The Outlaws Season 1 REVIEW – A Absolute Steal
Comedy crime thrillers are perhaps the most difficult genre. It’s easy to keep tonal balance in a 21-minute episode. But it is difficult to balance the show’s nuanced peaks, valleys and emotions. The helm is a writer and director of Stephen Merchant’s calibre, who has demonstrated a deft ability blend humor and tragedy seamlessly in projects such as Hello Ladies and The Office. The latest BBC project, The Outlaws by the Bristolian, is in good hands.
The show, which Merchant considers a deeply personal work, is a result of his Bristolian roots which give The Outlaws their unique west-country flavor. It also subverts expectations. Merchant has made a recent attempt to direct a film about a family wrestling champions in WWE Fighting with My Family. Although Merchant admitted that he didn’t know much about the subject, it is still a bizarre proposition to see him now directing a murky crime thriller starring Christopher Flippin’ Walken, as Frank, and a semi-retired groifter.

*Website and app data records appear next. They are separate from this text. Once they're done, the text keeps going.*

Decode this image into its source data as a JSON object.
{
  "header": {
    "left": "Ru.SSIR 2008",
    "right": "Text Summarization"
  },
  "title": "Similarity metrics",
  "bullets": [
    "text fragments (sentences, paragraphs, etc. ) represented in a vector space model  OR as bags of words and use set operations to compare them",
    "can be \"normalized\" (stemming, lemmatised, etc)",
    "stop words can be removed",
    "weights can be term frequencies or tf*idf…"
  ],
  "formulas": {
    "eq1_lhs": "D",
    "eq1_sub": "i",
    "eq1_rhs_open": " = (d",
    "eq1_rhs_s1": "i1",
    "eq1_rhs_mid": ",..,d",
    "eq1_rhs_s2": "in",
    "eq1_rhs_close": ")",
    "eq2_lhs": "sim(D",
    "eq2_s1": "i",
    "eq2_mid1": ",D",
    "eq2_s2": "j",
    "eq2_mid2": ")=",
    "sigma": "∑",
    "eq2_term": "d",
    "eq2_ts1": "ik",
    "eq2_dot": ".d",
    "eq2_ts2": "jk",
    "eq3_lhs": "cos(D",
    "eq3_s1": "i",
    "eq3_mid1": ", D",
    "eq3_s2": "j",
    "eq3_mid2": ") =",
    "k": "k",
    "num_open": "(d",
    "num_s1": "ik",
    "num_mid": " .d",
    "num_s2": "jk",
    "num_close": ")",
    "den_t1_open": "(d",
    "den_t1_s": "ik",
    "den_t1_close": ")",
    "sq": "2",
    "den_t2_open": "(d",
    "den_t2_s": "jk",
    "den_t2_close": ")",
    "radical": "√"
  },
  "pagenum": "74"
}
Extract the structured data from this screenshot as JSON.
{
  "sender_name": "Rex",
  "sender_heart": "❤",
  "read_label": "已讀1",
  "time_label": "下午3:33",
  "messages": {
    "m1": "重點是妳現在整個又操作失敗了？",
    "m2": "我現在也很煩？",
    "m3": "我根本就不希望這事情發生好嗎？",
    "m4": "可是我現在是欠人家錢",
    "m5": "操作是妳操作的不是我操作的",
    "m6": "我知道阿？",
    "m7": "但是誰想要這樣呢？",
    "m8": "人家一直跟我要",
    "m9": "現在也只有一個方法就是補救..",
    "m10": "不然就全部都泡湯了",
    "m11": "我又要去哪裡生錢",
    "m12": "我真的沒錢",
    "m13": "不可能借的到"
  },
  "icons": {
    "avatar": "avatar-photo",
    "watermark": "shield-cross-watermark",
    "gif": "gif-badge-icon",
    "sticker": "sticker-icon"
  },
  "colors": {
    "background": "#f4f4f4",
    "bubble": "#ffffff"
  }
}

It’s no surprise that The Outlaws is a strange recipe in which none of the ingredients seems to be a good match. The idea of seven strangers being forced to do Community Service and finding a bag of cash may sound absurd, but The Outlaws blends Merchant’s sharp dialogue with a more serious, gritty urban drama about drugs, crime, gangs, and politics. The show is accompanied by the distinctive musical tones of a spaghetti western, which contrasts well with the strong, west-country vocals of its protagonists.

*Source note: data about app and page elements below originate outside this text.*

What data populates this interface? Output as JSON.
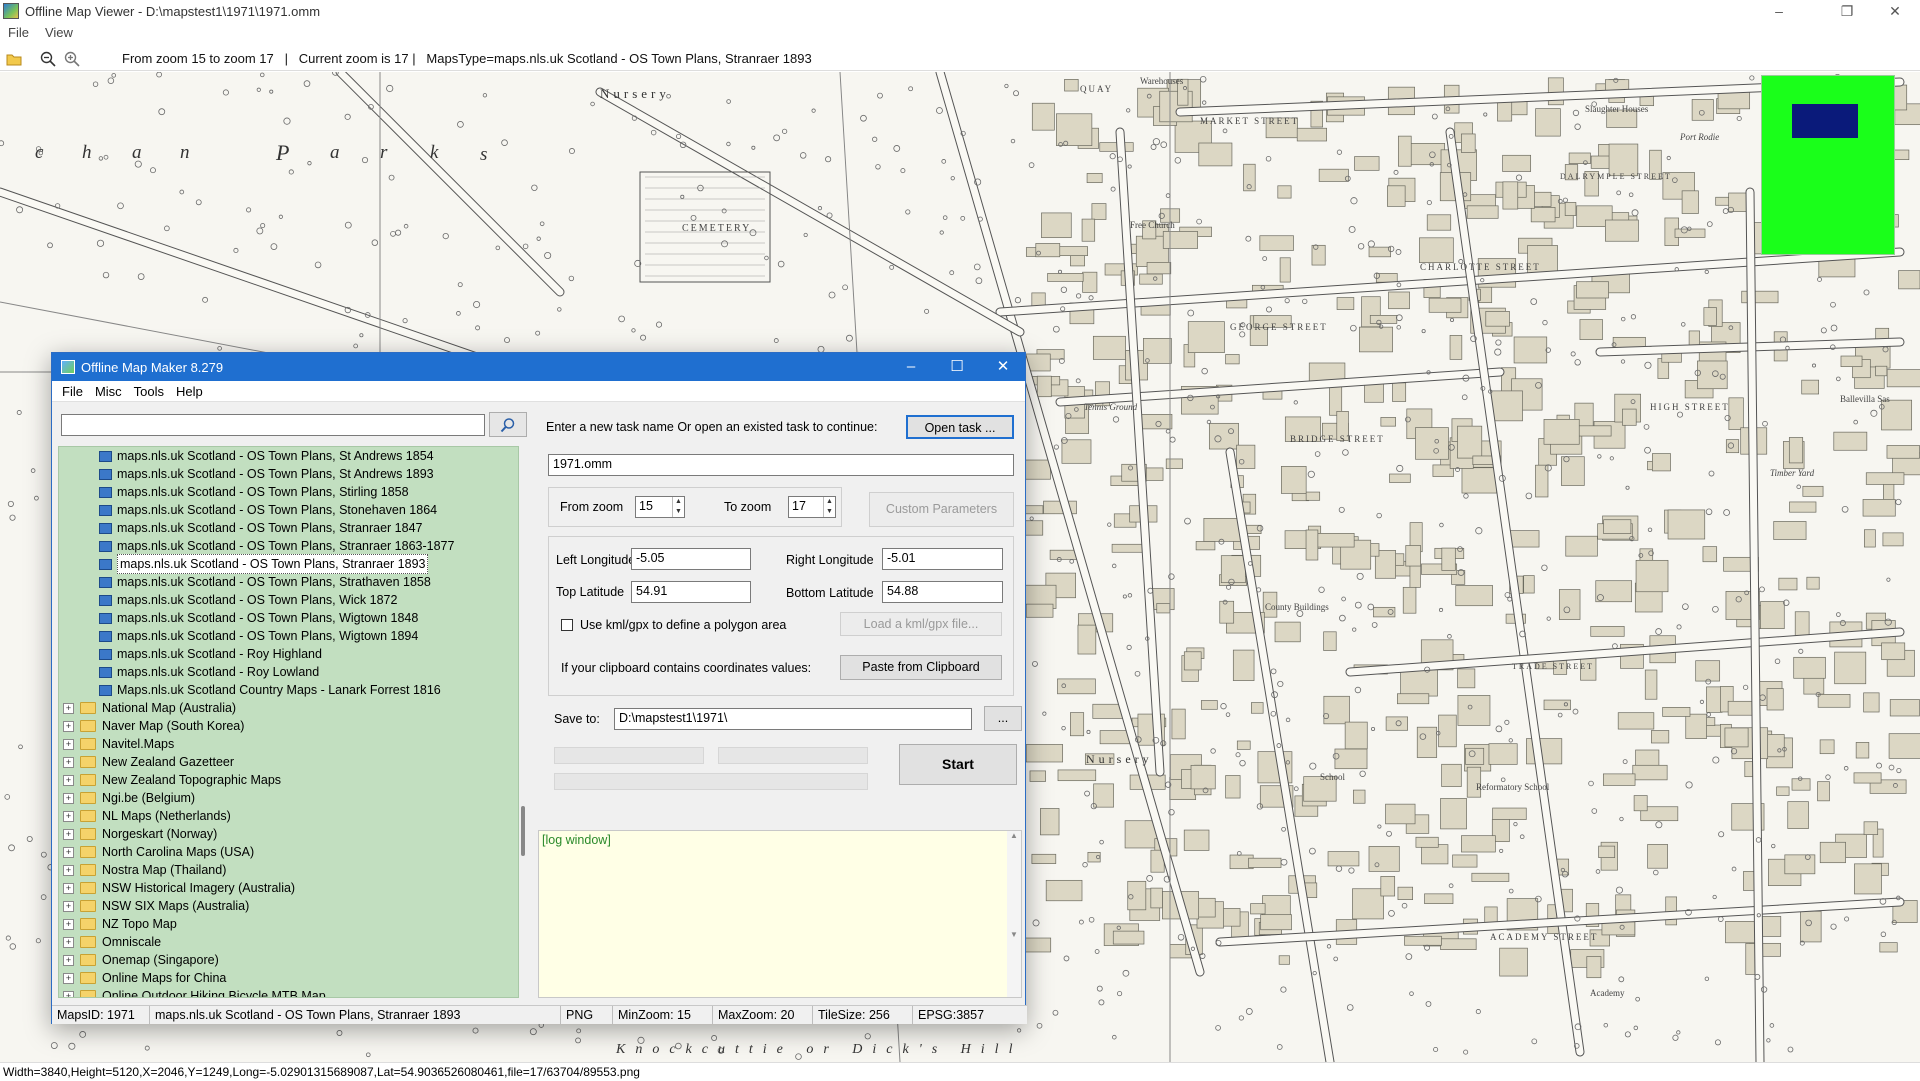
{
  "viewer": {
    "title": "Offline Map Viewer - D:\\mapstest1\\1971\\1971.omm",
    "menu": [
      "File",
      "View"
    ],
    "toolbar_info": "From zoom 15 to zoom 17   |   Current zoom is 17 |   MapsType=maps.nls.uk Scotland - OS Town Plans, Stranraer 1893",
    "status": "Width=3840,Height=5120,X=2046,Y=1249,Long=-5.02901315689087,Lat=54.9036526080461,file=17/63704/89553.png"
  },
  "map": {
    "labels": [
      "Nursery",
      "c",
      "h",
      "a",
      "n",
      "P",
      "a",
      "r",
      "k",
      "s",
      "CEMETERY",
      "Nursery",
      "Knockcuttie or Dick's Hill"
    ],
    "street_labels": [
      "QUAY",
      "MARKET STREET",
      "GEORGE STREET",
      "BRIDGE STREET",
      "CHARLOTTE STREET",
      "HIGH STREET",
      "TRADE STREET",
      "ACADEMY STREET",
      "DALRYMPLE STREET"
    ],
    "place_labels": [
      "Warehouses",
      "Slaughter Houses",
      "Port Rodie",
      "Free Church",
      "Tennis Ground",
      "Reformatory School",
      "School",
      "Academy",
      "Timber Yard",
      "County Buildings",
      "Ballevilla Sas"
    ]
  },
  "maker": {
    "title": "Offline Map Maker 8.279",
    "menu": [
      "File",
      "Misc",
      "Tools",
      "Help"
    ],
    "search_placeholder": "",
    "tree_items": [
      {
        "type": "leaf",
        "label": "maps.nls.uk Scotland - OS Town Plans, St Andrews 1854"
      },
      {
        "type": "leaf",
        "label": "maps.nls.uk Scotland - OS Town Plans, St Andrews 1893"
      },
      {
        "type": "leaf",
        "label": "maps.nls.uk Scotland - OS Town Plans, Stirling 1858"
      },
      {
        "type": "leaf",
        "label": "maps.nls.uk Scotland - OS Town Plans, Stonehaven 1864"
      },
      {
        "type": "leaf",
        "label": "maps.nls.uk Scotland - OS Town Plans, Stranraer 1847"
      },
      {
        "type": "leaf",
        "label": "maps.nls.uk Scotland - OS Town Plans, Stranraer 1863-1877"
      },
      {
        "type": "leaf",
        "label": "maps.nls.uk Scotland - OS Town Plans, Stranraer 1893",
        "selected": true
      },
      {
        "type": "leaf",
        "label": "maps.nls.uk Scotland - OS Town Plans, Strathaven 1858"
      },
      {
        "type": "leaf",
        "label": "maps.nls.uk Scotland - OS Town Plans, Wick 1872"
      },
      {
        "type": "leaf",
        "label": "maps.nls.uk Scotland - OS Town Plans, Wigtown 1848"
      },
      {
        "type": "leaf",
        "label": "maps.nls.uk Scotland - OS Town Plans, Wigtown 1894"
      },
      {
        "type": "leaf",
        "label": "maps.nls.uk Scotland - Roy Highland"
      },
      {
        "type": "leaf",
        "label": "maps.nls.uk Scotland - Roy Lowland"
      },
      {
        "type": "leaf",
        "label": "Maps.nls.uk Scotland Country Maps - Lanark Forrest 1816"
      },
      {
        "type": "folder",
        "label": "National Map (Australia)"
      },
      {
        "type": "folder",
        "label": "Naver Map (South Korea)"
      },
      {
        "type": "folder",
        "label": "Navitel.Maps"
      },
      {
        "type": "folder",
        "label": "New Zealand Gazetteer"
      },
      {
        "type": "folder",
        "label": "New Zealand Topographic Maps"
      },
      {
        "type": "folder",
        "label": "Ngi.be (Belgium)"
      },
      {
        "type": "folder",
        "label": "NL Maps (Netherlands)"
      },
      {
        "type": "folder",
        "label": "Norgeskart (Norway)"
      },
      {
        "type": "folder",
        "label": "North Carolina Maps (USA)"
      },
      {
        "type": "folder",
        "label": "Nostra Map (Thailand)"
      },
      {
        "type": "folder",
        "label": "NSW Historical Imagery (Australia)"
      },
      {
        "type": "folder",
        "label": "NSW SIX Maps (Australia)"
      },
      {
        "type": "folder",
        "label": "NZ Topo Map"
      },
      {
        "type": "folder",
        "label": "Omniscale"
      },
      {
        "type": "folder",
        "label": "Onemap (Singapore)"
      },
      {
        "type": "folder",
        "label": "Online Maps for China"
      },
      {
        "type": "folder",
        "label": "Online Outdoor Hiking Bicycle MTB Map"
      }
    ],
    "task_prompt": "Enter a new task name Or open an existed task to continue:",
    "open_task_label": "Open task ...",
    "task_name": "1971.omm",
    "from_zoom_label": "From zoom",
    "from_zoom": "15",
    "to_zoom_label": "To zoom",
    "to_zoom": "17",
    "custom_params_label": "Custom Parameters",
    "left_lon_label": "Left Longitude",
    "left_lon": "-5.05",
    "right_lon_label": "Right Longitude",
    "right_lon": "-5.01",
    "top_lat_label": "Top Latitude",
    "top_lat": "54.91",
    "bottom_lat_label": "Bottom Latitude",
    "bottom_lat": "54.88",
    "kml_checkbox_label": "Use kml/gpx to define a polygon area",
    "load_kml_label": "Load a kml/gpx file...",
    "clipboard_prompt": "If your clipboard contains coordinates values:",
    "paste_label": "Paste from Clipboard",
    "save_to_label": "Save to:",
    "save_to": "D:\\mapstest1\\1971\\",
    "browse_label": "...",
    "start_label": "Start",
    "log_text": "[log window]",
    "status": {
      "maps_id": "MapsID: 1971",
      "maps_name": "maps.nls.uk Scotland - OS Town Plans, Stranraer 1893",
      "format": "PNG",
      "min_zoom": "MinZoom: 15",
      "max_zoom": "MaxZoom: 20",
      "tile_size": "TileSize: 256",
      "epsg": "EPSG:3857"
    }
  }
}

This odd marriage allows The Outlaws’ greatest strengths to shine through, while also creating some of its most obvious limitations. It is difficult to overcome the problems inherent in this genre. A dark-hearted thriller-comedy disguised as a “suburban, low-rent type of western” will always have problems switching between styles.
While sharp exchanges of dialogue can elicit laughter, the drama is effective, and grows with its characters. Even the serious gangland elements are convincing in their own right, but there will always be a jarring shift. It can be difficult to connect with urban dramas like a failed cash grab and keep the image of a tabard-wearing Merchant laughing about his kipper-like penis. The enjoyment of The Outlaws depends on your acceptance that the show’s focus will change constantly. In turn, this will affect your expectations.
Surprise, also, for a show that is billed primarily as comedy, the length of The Outlaws episodes. Each episode of the comic thriller from Bristol is one hour long. It was spread over six episodes. This may seem a bit too much for some viewers, but it gives the story room to grow, expand, and fluctuate as needed while also allowing its writers to explore each cast member’s inner-lifes.
Ensemble can make or break their characters and Merchant’s track record makes it easy to see why The Outlaws are so good at this. Many of the central gang members feel like caricatures at first, and are now actively promoting their views and motivations with the subtlety of neon firework. Clare Perkins’ Myrna could as well be carrying a sign that states “I am a civil right activist”, while Eleanor Tomlinson’s Lady Gabby suffers from the same lack of dimension. Jessica Gunning’s Diana, however, can sometimes tip over from a deluded bumbler into a real irritant. Some of her lines, in particular, seem to have been taken from The Office’s cutting room floor.
The characters’ inner complexities are revealed only as the story unfolds. Some viewers may not be able to see beyond these initial two-dimensional chrysalises. Despite this, Rhianne Barreto’s talented but confused kleptomaniac Rani and Darren Boyd’s struggling businessman John, as well as Merchant, are very much in the same vein as Greg, a hapless attorney self-described an ‘albino E.T. All of the characters are brilliant right from the beginning.
Merchant excels when it comes to focusing on character. Merchant is able to focus on people who navigate their own interpersonal problems and dilemmas. The Outlaws flourishes when the story shifts from its ‘thriller spine. To investigate the forces and pressures that exert themselves on the confused protagonists, whether it be Frank’s relationship with his family or Lady Gabby’s dysfunctional relationship with her patriarch. Charles Babalola’s antagonistic Malaki is respected for his own motivations and pressures. Malaki was motivated by the desire to care for a large family with an ailing father.
The Outlaws is a show that rewards time and attention more than it demands. You might struggle to get into the first episode, but you will be rewarded for your perseverance as the narrative threads weave together and the characters evolve. The Outlaws manages to balance a few inconsistencies with the feeling that you are watching two shows all at once. The soundtrack is great and The Outlaws is shot with the kind of style and panache that belies suburban comedy. It is, however, not typical suburban comedy. It’s a hilarious, heartfelt and sometimes truly thrilling piece of comedy-drama. It’s definitely worth looking for.